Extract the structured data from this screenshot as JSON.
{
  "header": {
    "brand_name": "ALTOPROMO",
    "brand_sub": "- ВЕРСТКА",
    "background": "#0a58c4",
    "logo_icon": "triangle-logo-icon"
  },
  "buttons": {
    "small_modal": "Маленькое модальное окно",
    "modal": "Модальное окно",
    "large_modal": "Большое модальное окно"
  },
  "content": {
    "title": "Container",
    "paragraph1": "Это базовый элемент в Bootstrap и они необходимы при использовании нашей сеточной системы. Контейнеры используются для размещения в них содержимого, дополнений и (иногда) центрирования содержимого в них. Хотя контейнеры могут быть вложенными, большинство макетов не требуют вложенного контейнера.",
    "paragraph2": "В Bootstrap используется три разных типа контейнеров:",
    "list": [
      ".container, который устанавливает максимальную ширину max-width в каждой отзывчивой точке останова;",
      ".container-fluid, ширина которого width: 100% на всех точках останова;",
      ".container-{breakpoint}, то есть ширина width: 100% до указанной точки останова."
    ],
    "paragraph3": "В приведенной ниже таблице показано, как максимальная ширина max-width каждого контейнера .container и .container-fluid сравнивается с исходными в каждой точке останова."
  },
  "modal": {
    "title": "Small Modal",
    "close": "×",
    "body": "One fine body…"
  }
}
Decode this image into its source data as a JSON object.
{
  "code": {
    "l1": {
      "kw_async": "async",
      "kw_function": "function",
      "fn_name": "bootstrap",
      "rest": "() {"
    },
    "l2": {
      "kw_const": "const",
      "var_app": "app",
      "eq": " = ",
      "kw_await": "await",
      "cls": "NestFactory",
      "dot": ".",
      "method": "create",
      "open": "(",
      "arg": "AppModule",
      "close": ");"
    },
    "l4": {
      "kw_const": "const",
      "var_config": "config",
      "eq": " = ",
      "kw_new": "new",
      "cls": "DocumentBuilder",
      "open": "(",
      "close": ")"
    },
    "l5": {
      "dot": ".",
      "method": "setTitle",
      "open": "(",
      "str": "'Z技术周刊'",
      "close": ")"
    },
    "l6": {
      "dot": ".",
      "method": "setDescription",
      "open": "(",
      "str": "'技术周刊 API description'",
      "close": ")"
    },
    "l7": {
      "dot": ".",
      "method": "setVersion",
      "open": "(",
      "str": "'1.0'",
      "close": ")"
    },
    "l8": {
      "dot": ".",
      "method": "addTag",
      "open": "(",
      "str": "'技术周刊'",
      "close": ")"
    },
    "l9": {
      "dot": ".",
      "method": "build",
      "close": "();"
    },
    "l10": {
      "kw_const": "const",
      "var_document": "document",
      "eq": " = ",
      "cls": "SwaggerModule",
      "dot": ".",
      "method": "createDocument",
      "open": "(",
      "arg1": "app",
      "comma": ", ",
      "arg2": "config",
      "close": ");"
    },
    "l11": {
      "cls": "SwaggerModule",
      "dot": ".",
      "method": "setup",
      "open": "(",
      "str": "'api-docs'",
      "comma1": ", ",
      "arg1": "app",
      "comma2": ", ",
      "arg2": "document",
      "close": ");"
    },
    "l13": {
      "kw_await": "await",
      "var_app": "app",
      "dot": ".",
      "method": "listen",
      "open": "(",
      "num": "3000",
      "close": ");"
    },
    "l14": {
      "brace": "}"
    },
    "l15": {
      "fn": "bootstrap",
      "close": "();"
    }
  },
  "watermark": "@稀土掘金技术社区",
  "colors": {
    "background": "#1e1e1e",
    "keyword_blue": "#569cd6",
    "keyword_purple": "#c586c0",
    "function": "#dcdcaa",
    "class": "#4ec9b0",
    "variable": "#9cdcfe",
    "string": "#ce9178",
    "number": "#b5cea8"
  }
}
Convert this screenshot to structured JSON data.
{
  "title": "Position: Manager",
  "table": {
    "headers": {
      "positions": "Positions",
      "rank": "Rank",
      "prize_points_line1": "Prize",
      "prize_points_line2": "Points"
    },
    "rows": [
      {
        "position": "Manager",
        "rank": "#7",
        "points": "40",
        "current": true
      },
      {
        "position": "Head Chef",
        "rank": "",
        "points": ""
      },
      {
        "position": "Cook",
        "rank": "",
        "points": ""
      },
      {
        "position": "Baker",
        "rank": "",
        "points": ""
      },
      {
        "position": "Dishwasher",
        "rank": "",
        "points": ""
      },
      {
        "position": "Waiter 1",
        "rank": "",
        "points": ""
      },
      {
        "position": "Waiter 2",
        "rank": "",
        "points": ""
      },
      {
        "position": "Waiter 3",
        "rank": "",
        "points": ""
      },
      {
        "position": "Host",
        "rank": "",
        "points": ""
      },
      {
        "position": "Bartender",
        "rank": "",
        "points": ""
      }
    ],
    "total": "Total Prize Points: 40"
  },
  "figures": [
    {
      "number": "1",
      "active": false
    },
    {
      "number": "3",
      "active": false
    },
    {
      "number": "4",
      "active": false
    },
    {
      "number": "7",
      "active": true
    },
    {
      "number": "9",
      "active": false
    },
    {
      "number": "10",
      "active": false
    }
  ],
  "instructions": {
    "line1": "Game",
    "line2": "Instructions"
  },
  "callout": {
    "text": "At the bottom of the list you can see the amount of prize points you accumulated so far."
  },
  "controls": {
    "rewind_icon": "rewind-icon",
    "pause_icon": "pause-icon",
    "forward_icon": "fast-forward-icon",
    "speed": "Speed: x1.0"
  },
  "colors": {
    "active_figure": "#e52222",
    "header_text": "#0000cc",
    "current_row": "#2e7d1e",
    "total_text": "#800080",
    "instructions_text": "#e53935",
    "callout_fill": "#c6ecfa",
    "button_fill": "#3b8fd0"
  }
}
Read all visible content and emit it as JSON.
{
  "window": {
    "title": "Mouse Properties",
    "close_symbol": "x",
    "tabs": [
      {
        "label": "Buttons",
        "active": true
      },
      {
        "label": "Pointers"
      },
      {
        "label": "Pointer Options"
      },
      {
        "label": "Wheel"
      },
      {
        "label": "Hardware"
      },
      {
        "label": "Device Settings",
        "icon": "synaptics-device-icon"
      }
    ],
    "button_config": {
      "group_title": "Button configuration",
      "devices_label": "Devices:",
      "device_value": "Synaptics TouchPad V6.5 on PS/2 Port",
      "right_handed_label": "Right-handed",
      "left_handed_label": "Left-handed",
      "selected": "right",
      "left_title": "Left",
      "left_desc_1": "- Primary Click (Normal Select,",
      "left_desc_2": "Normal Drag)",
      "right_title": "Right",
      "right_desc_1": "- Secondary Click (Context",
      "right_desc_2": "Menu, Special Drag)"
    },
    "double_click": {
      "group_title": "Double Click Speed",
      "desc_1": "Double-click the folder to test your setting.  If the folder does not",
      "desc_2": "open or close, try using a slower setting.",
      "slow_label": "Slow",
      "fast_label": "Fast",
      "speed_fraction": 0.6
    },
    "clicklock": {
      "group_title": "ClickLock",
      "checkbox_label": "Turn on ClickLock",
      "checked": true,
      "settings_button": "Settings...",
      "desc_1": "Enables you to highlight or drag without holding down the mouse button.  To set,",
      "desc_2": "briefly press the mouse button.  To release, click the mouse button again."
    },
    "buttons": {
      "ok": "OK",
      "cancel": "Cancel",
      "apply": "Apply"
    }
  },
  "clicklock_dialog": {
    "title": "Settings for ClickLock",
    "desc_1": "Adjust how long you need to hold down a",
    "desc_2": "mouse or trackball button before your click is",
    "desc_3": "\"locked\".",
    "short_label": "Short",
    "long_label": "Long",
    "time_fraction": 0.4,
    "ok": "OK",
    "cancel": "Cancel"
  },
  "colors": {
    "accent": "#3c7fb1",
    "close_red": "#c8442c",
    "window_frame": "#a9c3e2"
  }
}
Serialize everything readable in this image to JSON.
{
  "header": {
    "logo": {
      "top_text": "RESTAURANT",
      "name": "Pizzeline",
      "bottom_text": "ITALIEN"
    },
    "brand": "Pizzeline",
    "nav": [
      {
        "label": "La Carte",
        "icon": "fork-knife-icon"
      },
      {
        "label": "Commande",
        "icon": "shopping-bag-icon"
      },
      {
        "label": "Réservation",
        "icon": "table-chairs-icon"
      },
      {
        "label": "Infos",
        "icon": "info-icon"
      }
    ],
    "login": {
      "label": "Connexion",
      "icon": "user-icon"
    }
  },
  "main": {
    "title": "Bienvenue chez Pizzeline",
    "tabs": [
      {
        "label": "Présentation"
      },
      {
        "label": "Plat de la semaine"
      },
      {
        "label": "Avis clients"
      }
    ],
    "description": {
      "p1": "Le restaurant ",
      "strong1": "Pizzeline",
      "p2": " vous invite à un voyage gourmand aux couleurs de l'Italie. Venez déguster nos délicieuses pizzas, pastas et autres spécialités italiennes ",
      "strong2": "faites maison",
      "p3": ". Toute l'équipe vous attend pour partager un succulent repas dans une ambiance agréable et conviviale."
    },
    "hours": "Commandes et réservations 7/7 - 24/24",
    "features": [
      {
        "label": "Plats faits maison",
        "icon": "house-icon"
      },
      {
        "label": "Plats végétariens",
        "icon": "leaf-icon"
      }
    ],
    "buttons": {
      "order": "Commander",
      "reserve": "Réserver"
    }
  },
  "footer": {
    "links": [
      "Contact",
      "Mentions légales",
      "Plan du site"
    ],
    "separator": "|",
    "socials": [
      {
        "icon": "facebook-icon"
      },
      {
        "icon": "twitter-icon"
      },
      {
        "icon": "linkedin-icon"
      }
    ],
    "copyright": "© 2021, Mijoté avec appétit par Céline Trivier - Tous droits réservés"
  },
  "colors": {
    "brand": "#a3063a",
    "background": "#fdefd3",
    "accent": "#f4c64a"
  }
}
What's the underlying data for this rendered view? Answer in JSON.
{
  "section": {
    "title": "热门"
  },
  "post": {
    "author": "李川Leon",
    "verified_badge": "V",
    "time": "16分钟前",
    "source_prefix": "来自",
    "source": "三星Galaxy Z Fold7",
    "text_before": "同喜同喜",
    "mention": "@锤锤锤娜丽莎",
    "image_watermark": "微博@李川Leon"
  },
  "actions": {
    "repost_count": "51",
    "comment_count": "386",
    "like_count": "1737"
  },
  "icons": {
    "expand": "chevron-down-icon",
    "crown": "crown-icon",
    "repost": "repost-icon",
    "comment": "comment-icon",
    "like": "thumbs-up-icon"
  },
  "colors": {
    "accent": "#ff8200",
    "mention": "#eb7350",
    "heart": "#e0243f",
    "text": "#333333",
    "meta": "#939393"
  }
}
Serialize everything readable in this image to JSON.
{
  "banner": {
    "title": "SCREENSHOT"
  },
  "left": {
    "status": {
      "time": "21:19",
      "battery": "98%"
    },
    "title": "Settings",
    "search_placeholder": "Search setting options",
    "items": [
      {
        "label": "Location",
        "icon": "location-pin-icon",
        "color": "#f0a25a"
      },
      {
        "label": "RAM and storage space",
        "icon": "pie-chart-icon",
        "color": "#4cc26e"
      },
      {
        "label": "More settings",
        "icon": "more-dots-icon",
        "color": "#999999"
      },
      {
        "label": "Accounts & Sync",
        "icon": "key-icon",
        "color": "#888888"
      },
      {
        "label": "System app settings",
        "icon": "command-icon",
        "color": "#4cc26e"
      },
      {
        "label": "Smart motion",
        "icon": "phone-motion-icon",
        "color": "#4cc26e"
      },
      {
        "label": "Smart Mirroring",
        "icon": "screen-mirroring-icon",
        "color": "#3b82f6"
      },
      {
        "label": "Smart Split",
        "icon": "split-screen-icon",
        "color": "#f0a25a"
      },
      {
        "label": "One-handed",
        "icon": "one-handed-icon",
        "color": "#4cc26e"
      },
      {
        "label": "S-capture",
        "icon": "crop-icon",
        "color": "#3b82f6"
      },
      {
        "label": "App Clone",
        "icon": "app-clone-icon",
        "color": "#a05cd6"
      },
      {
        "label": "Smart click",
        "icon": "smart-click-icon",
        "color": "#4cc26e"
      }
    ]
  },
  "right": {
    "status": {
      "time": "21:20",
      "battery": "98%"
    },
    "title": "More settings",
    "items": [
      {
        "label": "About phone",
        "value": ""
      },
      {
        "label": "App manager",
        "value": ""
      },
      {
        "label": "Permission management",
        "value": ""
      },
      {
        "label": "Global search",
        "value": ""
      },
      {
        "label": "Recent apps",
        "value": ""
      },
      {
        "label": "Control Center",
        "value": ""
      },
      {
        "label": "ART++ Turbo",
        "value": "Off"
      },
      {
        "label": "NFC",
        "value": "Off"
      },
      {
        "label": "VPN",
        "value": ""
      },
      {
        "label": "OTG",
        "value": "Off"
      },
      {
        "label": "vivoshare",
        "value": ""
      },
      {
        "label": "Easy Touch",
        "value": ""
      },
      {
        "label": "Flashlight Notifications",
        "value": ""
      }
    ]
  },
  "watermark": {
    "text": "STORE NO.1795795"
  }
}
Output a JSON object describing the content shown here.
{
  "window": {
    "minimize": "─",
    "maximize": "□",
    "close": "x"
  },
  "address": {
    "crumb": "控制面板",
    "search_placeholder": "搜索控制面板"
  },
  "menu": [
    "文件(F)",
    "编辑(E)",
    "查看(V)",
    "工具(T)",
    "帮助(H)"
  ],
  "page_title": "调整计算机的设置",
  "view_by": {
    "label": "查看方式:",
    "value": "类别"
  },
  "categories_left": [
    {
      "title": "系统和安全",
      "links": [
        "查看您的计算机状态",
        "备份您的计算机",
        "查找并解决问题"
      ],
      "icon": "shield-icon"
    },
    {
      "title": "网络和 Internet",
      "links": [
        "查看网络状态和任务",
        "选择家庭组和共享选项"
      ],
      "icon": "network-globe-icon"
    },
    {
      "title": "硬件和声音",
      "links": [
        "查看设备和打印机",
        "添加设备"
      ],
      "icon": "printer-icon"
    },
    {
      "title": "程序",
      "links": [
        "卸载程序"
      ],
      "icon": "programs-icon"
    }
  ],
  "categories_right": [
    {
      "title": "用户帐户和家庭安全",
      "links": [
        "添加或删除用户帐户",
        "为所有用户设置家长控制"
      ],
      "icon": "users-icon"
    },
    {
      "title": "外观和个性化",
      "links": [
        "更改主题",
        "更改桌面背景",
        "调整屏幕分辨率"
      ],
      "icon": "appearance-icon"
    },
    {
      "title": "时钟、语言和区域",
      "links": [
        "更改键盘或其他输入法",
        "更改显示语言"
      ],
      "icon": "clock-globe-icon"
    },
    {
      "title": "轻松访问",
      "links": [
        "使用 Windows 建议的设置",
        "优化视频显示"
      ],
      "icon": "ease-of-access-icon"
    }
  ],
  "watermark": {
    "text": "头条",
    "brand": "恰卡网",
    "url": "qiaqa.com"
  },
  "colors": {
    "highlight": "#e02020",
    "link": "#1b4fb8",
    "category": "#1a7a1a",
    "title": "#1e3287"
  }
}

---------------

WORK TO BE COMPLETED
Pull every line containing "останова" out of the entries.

TASK OUTPUT
      ".container, который устанавливает максимальную ширину max-width в каждой отзывчивой точке останова;",
      ".container-fluid, ширина которого width: 100% на всех точках останова;",
      ".container-{breakpoint}, то есть ширина width: 100% до указанной точки останова."
    "paragraph3": "В приведенной ниже таблице показано, как максимальная ширина max-width каждого контейнера .container и .container-fluid сравнивается с исходными в каждой точке останова."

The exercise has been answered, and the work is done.